··· DATA ···

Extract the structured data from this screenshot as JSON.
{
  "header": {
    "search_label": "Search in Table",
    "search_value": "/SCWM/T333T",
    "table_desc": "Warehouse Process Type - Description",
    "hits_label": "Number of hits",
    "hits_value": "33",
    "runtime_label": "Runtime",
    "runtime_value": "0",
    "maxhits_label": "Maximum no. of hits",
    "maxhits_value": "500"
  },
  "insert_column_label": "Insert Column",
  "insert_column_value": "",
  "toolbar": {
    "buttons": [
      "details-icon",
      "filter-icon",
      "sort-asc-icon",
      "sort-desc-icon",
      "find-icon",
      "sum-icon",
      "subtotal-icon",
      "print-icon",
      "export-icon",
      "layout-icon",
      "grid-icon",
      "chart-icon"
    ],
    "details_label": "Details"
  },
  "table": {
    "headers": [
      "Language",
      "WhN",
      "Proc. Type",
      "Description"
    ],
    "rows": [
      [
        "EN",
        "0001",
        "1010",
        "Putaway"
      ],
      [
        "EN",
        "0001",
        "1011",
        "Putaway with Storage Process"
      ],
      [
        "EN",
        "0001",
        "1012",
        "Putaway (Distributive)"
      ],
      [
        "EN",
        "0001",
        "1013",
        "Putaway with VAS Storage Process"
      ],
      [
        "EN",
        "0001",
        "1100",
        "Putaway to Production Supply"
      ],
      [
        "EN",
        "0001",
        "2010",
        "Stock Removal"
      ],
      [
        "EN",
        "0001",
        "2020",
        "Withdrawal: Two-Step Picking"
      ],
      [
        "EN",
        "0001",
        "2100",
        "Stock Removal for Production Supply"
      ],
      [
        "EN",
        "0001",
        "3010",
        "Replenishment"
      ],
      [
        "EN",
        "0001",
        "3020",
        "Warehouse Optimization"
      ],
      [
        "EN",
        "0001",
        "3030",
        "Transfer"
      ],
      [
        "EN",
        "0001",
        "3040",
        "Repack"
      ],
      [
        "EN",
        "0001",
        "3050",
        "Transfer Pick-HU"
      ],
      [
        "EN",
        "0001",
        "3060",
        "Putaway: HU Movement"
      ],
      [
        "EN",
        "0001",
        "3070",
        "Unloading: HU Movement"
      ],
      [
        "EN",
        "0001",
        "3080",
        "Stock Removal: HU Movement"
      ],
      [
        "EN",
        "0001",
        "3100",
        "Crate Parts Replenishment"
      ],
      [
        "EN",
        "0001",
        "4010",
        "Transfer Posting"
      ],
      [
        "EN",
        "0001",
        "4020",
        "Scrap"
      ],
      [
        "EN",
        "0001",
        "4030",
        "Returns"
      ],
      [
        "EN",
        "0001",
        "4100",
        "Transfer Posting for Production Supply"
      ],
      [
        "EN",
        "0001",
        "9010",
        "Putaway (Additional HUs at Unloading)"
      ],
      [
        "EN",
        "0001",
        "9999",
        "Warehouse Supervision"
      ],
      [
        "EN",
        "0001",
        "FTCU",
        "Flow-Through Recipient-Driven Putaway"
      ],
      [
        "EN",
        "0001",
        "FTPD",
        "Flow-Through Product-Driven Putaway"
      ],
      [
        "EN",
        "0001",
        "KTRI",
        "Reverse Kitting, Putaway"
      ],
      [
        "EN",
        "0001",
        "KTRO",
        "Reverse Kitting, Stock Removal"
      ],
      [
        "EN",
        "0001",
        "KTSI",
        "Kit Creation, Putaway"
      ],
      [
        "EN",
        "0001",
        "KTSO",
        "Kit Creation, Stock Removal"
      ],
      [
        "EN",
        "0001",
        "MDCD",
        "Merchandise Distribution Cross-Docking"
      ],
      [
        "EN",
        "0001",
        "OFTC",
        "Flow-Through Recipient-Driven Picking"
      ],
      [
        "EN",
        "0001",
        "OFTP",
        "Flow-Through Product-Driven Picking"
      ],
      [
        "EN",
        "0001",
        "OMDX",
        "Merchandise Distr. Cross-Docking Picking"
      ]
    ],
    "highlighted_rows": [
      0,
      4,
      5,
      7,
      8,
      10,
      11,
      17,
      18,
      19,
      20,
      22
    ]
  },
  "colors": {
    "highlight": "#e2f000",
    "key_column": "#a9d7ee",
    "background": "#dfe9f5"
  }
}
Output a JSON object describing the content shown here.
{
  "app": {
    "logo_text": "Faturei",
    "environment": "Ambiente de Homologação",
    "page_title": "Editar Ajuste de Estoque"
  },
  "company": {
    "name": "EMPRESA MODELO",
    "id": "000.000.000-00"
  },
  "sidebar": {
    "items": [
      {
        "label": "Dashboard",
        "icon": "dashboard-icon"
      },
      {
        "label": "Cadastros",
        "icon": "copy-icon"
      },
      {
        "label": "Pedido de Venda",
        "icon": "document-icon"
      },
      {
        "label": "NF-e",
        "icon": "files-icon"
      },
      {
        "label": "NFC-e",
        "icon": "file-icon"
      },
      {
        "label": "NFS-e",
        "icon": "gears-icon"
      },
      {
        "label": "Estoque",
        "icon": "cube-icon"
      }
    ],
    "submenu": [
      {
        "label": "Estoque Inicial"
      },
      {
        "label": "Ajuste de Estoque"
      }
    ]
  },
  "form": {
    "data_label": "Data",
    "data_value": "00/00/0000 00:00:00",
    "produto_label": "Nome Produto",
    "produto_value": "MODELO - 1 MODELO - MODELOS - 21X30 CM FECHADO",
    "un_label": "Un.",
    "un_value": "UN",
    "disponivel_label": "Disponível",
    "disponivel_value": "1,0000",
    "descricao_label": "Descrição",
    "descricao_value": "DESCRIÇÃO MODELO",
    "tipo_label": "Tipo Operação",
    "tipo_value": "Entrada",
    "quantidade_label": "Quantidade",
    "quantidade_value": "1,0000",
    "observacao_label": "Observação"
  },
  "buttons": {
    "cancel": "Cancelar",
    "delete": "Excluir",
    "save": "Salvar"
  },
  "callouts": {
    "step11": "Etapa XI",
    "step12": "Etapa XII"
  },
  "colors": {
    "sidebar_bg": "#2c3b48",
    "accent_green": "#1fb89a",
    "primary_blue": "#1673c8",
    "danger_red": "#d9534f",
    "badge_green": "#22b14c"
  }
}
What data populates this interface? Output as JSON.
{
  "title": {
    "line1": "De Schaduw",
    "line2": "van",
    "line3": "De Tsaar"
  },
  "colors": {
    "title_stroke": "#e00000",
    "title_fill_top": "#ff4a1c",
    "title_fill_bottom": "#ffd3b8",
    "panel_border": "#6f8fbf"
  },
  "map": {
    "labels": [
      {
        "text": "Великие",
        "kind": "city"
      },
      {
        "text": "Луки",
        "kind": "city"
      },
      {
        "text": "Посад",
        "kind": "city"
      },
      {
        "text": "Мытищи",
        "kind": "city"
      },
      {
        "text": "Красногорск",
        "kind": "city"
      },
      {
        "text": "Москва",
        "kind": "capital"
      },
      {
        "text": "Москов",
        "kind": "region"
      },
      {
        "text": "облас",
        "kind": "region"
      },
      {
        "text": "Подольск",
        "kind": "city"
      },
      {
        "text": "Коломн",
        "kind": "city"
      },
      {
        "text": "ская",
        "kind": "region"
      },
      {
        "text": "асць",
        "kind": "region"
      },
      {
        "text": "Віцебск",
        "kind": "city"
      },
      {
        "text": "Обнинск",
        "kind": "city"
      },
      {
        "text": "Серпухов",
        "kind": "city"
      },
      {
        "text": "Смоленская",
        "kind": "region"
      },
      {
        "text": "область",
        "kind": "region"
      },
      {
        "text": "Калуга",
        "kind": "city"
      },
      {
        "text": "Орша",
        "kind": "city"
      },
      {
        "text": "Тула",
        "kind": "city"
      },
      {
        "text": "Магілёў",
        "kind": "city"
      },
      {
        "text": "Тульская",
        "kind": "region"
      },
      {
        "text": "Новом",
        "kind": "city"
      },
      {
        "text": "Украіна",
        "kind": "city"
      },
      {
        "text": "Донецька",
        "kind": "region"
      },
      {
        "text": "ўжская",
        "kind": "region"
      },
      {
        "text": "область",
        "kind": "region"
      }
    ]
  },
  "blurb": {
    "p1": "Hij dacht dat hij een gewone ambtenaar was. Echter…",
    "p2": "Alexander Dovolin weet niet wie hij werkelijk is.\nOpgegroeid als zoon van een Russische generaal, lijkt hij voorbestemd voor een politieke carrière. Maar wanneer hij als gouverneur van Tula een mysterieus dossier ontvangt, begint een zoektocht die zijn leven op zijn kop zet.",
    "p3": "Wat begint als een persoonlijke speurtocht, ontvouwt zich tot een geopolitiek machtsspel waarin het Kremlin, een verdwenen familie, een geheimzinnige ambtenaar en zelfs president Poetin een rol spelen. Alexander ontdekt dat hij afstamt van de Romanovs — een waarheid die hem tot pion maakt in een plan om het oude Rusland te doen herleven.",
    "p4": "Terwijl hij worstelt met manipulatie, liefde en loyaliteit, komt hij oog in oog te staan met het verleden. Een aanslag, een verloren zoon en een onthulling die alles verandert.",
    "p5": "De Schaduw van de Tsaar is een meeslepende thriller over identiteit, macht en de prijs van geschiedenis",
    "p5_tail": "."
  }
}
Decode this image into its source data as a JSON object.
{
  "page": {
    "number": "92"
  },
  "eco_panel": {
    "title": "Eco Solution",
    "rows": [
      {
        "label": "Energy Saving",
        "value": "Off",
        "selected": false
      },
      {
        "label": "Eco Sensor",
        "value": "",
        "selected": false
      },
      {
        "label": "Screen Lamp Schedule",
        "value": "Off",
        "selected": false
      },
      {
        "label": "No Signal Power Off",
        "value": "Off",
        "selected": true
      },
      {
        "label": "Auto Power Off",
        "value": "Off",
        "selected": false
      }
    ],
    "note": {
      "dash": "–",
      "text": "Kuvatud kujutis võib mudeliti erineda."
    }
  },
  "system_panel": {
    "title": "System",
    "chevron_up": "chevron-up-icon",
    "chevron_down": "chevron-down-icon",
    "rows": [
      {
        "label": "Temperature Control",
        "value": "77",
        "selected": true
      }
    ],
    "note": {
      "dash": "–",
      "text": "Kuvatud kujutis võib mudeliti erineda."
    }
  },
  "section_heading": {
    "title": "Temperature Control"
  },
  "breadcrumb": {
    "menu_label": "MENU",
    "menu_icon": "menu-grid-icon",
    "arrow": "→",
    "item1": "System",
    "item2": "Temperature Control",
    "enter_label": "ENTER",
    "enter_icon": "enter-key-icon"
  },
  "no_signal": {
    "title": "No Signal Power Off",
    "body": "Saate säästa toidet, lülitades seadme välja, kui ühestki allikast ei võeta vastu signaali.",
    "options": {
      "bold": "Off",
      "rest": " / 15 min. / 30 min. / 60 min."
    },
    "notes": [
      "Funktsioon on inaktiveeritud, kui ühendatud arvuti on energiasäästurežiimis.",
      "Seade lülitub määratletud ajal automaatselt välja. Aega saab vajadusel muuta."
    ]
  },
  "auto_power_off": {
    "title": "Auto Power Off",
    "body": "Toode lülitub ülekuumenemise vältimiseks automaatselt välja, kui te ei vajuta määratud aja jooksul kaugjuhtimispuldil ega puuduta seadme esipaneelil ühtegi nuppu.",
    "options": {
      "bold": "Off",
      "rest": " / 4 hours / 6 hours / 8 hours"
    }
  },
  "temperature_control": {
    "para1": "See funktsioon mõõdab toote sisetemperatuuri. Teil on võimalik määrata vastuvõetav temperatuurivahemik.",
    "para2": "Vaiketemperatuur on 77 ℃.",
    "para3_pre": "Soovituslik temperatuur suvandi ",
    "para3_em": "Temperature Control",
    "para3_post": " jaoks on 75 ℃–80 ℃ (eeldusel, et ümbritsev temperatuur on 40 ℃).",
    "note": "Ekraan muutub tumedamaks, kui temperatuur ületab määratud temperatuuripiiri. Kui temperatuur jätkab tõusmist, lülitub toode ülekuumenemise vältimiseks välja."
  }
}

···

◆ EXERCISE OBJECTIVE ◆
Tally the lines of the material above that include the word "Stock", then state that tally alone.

◆ RESULT FOR THIS TASK ◆
5